The World Needs More Batteries, But Two Countries May Face Battery Challenges

Published on: Jun 14, 2024
Author: Amy Liu

According to a new research report, the number of batteries that can be produced by battery factories being built globally will far exceed the demand of the global economy.

As automakers electrify their fleets and utilities install large batteries to stabilize the grid, the demand for lithium-ion batteries is rapidly increasing. However, according to the report, manufacturers have announced so many new battery factories that the production capacity will exceed demand in the remaining years of this decade.

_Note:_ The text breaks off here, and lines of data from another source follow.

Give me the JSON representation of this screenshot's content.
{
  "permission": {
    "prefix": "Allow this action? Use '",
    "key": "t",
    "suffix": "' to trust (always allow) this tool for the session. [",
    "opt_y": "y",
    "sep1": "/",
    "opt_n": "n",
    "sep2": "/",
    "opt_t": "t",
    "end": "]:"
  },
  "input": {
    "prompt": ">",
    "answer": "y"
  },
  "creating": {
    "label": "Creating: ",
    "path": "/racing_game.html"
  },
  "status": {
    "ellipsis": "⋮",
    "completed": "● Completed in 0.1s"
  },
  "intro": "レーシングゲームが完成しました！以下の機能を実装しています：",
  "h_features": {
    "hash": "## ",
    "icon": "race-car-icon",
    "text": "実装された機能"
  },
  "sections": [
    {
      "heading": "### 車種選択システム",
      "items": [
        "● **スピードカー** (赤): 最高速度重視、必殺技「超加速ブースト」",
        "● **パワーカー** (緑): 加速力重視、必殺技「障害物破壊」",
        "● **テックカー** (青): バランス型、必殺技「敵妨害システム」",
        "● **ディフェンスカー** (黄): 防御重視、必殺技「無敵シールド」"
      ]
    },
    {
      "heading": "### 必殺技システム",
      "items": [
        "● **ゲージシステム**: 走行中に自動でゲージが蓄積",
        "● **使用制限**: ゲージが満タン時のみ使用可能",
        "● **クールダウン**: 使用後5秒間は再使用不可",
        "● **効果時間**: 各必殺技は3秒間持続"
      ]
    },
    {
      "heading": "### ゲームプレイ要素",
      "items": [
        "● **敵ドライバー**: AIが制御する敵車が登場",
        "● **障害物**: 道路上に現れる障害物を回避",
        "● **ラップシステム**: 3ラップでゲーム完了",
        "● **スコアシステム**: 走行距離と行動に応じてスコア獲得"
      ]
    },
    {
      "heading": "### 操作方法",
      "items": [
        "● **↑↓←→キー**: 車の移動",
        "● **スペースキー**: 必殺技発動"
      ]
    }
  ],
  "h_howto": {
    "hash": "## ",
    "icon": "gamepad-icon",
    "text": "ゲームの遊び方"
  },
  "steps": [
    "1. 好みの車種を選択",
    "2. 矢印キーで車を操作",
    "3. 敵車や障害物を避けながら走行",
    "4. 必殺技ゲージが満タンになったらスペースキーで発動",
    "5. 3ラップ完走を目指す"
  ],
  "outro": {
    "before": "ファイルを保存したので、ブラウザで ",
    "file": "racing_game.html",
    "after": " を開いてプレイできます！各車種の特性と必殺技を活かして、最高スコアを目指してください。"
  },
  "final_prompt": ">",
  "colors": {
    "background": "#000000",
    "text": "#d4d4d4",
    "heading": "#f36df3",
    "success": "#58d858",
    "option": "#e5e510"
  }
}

By the end of 2025, global battery production is projected to exceed the global demand by more than five times.

The report states, “This is good news for automakers and electric vehicle buyers, but it presents a challenging period for new entrants in the battery industry.”

Overcapacity is most severe in China, where the country’s battery manufacturing capacity is projected to exceed annual battery demand by at least 400% in the remaining years of this decade. This is also a concern in the United States, where President Biden has made establishing a domestic battery supply chain one of the top priorities in climate and industry. To attract battery manufacturers, the U.S. government provided Ford Motor Company with a $9.2 billion conditional loan last year to build three battery factories.

Europe also faces an issue of battery overcapacity, but governments in various countries are pushing for increased battery production. Swedish battery manufacturer Nortvolt AB has a battery factory under construction in Germany, and the German Minister of Economic Affairs, Robert Habeck, has been lobbying the company to build another battery factory.

Analysts indicate that due to industry overcapacity, some planned factories worldwide may be delayed or canceled. For instance, Ford has postponed plans to expand electric vehicle production citing a price war for battery-powered cars and trucks. This is expected to be a problem everywhere, including in the United States.

Meanwhile, there are changes occurring in the chemicals used to manufacture batteries. The report found that lithium iron phosphate batteries are becoming increasingly popular for powering electric vehicles, particularly among Chinese automakers. The component materials of lithium iron phosphate batteries are cheaper compared to standard lithium-ion batteries that use nickel, manganese, and cobalt, and this shift may significantly reduce future demand for these metals.

Clean Energy Electric Cars Energy Metals Lithium